August 2015

Word Smarts
(Ouch! Did I use that word the wrong way again?)

The past tense of irregular verbs* can cause writers trouble.
*Verbs whose past tense is not formed by just adding“–ed.”

                                      Regular                       Irregular
simple past tense           He jumped.               He sang.
present perfect tense     He has jumped.         He has sung.
past perfect tense          He had jumped.         He had sung.

Choose the correct past tense verb form.

  1. He’d swum/swam the lake before we got there.
  2. The population shrank/shrunk considerably.
  3. She was shook/shaken up by the accident.
  4. You already drunk/drank all the wine!
  5. Mary said she’s rang/rung the doorbell twice.
  6. Which one have you chose/chosen?

See answers at the bottom of this newsletter.



Grammar To Go
Takeout tips for better writing

What’s the correct way to write this?

The man who sat next to me was named James.
The man who sat next to me is named James.

Garner’s Modern American Usage advises us to use the present tense because of what Garner calls an “ongoing truth.” (The man is still named James.)

On the other hand, Grammar Girl, says it’s fine to use the past tense because we naturally assume that he’s still called James. Context and implication fill in the facts.

This makes sense to me. However, we could get into trouble with a sentence like this:

Yesterday you mentioned Clara ate too much.

Does this mean that it was a single occurrence or does she always eat too much—an ongoing truth?

The bottom line needs to be clarity. If we understand from context, without any doubt, we could get away with the past tense. But if we applied Garner’s ongoing truth rule, we would avoid murky communication, as in the case of Clara’s eating habits. 


Writing Tips
Be the Boss of Your Writing!
—making verbs work

Verbs give direction to a sentence. They carry meaning, intention and action. Make verbs work for you! Here are some tips for improving your writing.

Don’t overuse to be
This is the most common and useful verb in English, but it is overworked. When editing your writing, look for ways to recast sentences with stronger verbs.

There is support for the homeless through county programs.
County programs support the homeless.

I was responsible for managing eight employees.
I managed eight employees.

Choose when you use passive voice
Passive voice describes sentences where the doer of the verb is not the subject of the sentence. This type of construction comes in very handy when you don’t want to focus on the doer of the action. For example, “Your keys got lost—whoops!” Sometimes we may not want to say who did it.

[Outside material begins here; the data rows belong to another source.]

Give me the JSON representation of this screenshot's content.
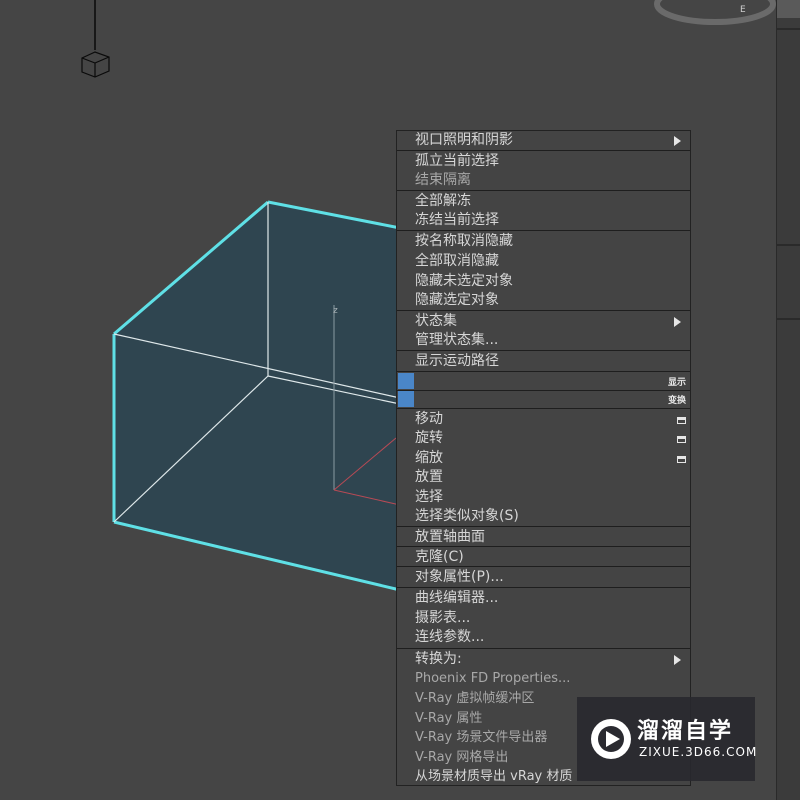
{
  "menu": {
    "items": [
      {
        "label": "视口照明和阴影",
        "has_submenu": true
      },
      {
        "label": "孤立当前选择"
      },
      {
        "label": "结束隔离",
        "disabled": true
      },
      {
        "label": "全部解冻"
      },
      {
        "label": "冻结当前选择"
      },
      {
        "label": "按名称取消隐藏"
      },
      {
        "label": "全部取消隐藏"
      },
      {
        "label": "隐藏未选定对象"
      },
      {
        "label": "隐藏选定对象"
      },
      {
        "label": "状态集",
        "has_submenu": true
      },
      {
        "label": "管理状态集..."
      },
      {
        "label": "显示运动路径"
      },
      {
        "label": "移动",
        "has_options": true
      },
      {
        "label": "旋转",
        "has_options": true
      },
      {
        "label": "缩放",
        "has_options": true
      },
      {
        "label": "放置"
      },
      {
        "label": "选择"
      },
      {
        "label": "选择类似对象(S)"
      },
      {
        "label": "放置轴曲面"
      },
      {
        "label": "克隆(C)"
      },
      {
        "label": "对象属性(P)..."
      },
      {
        "label": "曲线编辑器..."
      },
      {
        "label": "摄影表..."
      },
      {
        "label": "连线参数..."
      },
      {
        "label": "转换为:",
        "has_submenu": true
      },
      {
        "label": "Phoenix FD Properties..."
      },
      {
        "label": "V-Ray 虚拟帧缓冲区"
      },
      {
        "label": "V-Ray 属性"
      },
      {
        "label": "V-Ray 场景文件导出器"
      },
      {
        "label": "V-Ray 网格导出"
      },
      {
        "label": "从场景材质导出 vRay 材质"
      }
    ],
    "quad_labels": {
      "display": "显示",
      "transform": "变换"
    }
  },
  "viewport": {
    "axis_label": "z",
    "selection_color": "#5fe0e6",
    "box_fill": "#2f4550"
  },
  "watermark": {
    "title": "溜溜自学",
    "url": "ZIXUE.3D66.COM"
  },
  "annotation": {
    "arrow_color": "#e02020"
  }
}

Your writing will have more impact if you use active voice instead.

The chairman was appointed by the board.
The board appointed the chairman.

The child was accused by the teacher.
The teacher accused the child.

Choose descriptive verbs
Careful word choice improves writing, and this is especially true when it comes to verbs. To make your writing more vibrant, use verbs that paint a clearer picture.

You can say Sandra went across the street. It’s perfectly fine. But if instead you say Sandra dashed across the street, we’d have a clearer image in our minds. Maybe Sandra skipped, zigzagged or limped— this extra information can be packed into the verb you choose.

Can’t think of another word to use? Refer to your thesaurus to find synonyms. There’s one in your dictionary on your computer!


Word Smarts—answers

  1. He’d swum the lake before we got there.
  2. The population shrank considerably.
  3. She was shaken up by the accident.
  4. You already drank all the wine!
  5. Mary said she’s rung the doorbell twice.
  6. Which one have you chosen?

Garner, Bryan A. Garner’s Modern American Usage. Oxford University Press, 2009
A go-to resource on grammar and style with plenty of examples

Grammar Girl www.quickanddirtytips.com
Practical advice on contemporary American English grammar